It’s a browser feature few users will have heard of, but forthcoming versions of Chrome, Safari and Opera are in the process of removing the ability to disable a long-ignored tracking feature called hyperlink auditing pings.
This is a long-established HTML feature that’s set as an attribute – the ping variable – which turns a link into a URL that can be tracked by website owners or advertisers to monitor what users are clicking on.
When a user follows a link set up to work like this, an HTTP POST ping is sent to a second URL which records this interaction without revealing to the user that this has happened.
It’s only one of several ways users can be tracked, of course, but it’s long bothered privacy experts, which is why third-party adblockers often include it on their block list by default.
Until now, an even simpler way to block these pings has been through the browser itself, which in the case of Chrome, Safari and Opera is done by setting a flag (in Chrome you type
chrome://flags and set hyperlink auditing to ‘disabled’).
Notice, however, that these browsers still allow hyperlink auditing by default, which means users would need to know about this setting to change that. It seems that very few do.
In contrast, Firefox changed the hyperlink auditing flag to off by default from version 30 in 2008, since when users have had to turn it on via
browser.send_pings set to ‘true’.
It now looks as if Chrome and Opera users will soon be unable to change the default at all, leaving hyperlink auditing permanently set to on, while for Safari users this has already happened.
Browsers haven’t exactly gone out of their way to advertise the change, but a few developers have noticed, including Jeff Johnson of StopTheMadness browser extension fame.
According to Johnson, Safari 12.1 recently removed the setting – the irony being that Apple still promotes privacy as one of its virtues:
Apple claims that Safari is supposed to protect your privacy and prevent cross-site tracking, but hyperlink auditing is a wide open door to cross-site tracking that still exists.
As for Chrome:
I’ve been informed that chrome://flags#disable-hyperlink-auditing is now missing from the Google Chrome betas, even though it still exists in the current non-beta version. The flag was removed from the source code a little over a month ago.
Betas of Chrome 74 (which ships later this month) have dropped this flag, as has Opera which is built on the same Chromium engine and has shadowed the change in its developer builds.

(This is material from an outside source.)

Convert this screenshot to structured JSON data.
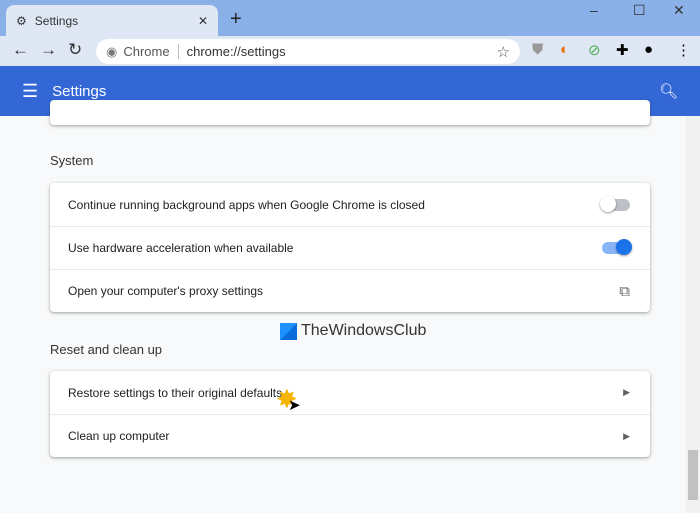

For anyone wondering about Microsoft’s Edge, that apparently enables hyperlink auditing by default and offers no mechanism to turn this off. Given that Edge plans to move to Chromium in due course, this was inevitable anyway.
The counter-argument is that very few users have bothered to change the default browser setting for this type of tracking so removing it completely won’t register as much of a loss.
While true, this might be because users have never heard of the capability, or have simply resigned themselves to be tracked because that’s how the web seems to work.
Firefox or Brendan Eich’s Brave browser continue to let users disable auditing pings entirely.
4 comments on “Chrome, Safari and Opera criticised for removing privacy setting”
For SeaMonkey users: like its Mozilla kin, Firefox, SeaMonkey also defaults to FALSE for the browser.send_pings value.
“resigned themselves to be tracked because that’s how the web seems to work”…….another reason for VPNs full time.
A VPN doesn’t do much very to protect you from this sort of “double link” – the correlation between the link you clicked and the link that was quietly clicked for you still exists.
Set up a desktop launcher and add the command line switch –no-pings. Still works. With an editable launcher, the switches can be added or removed at will.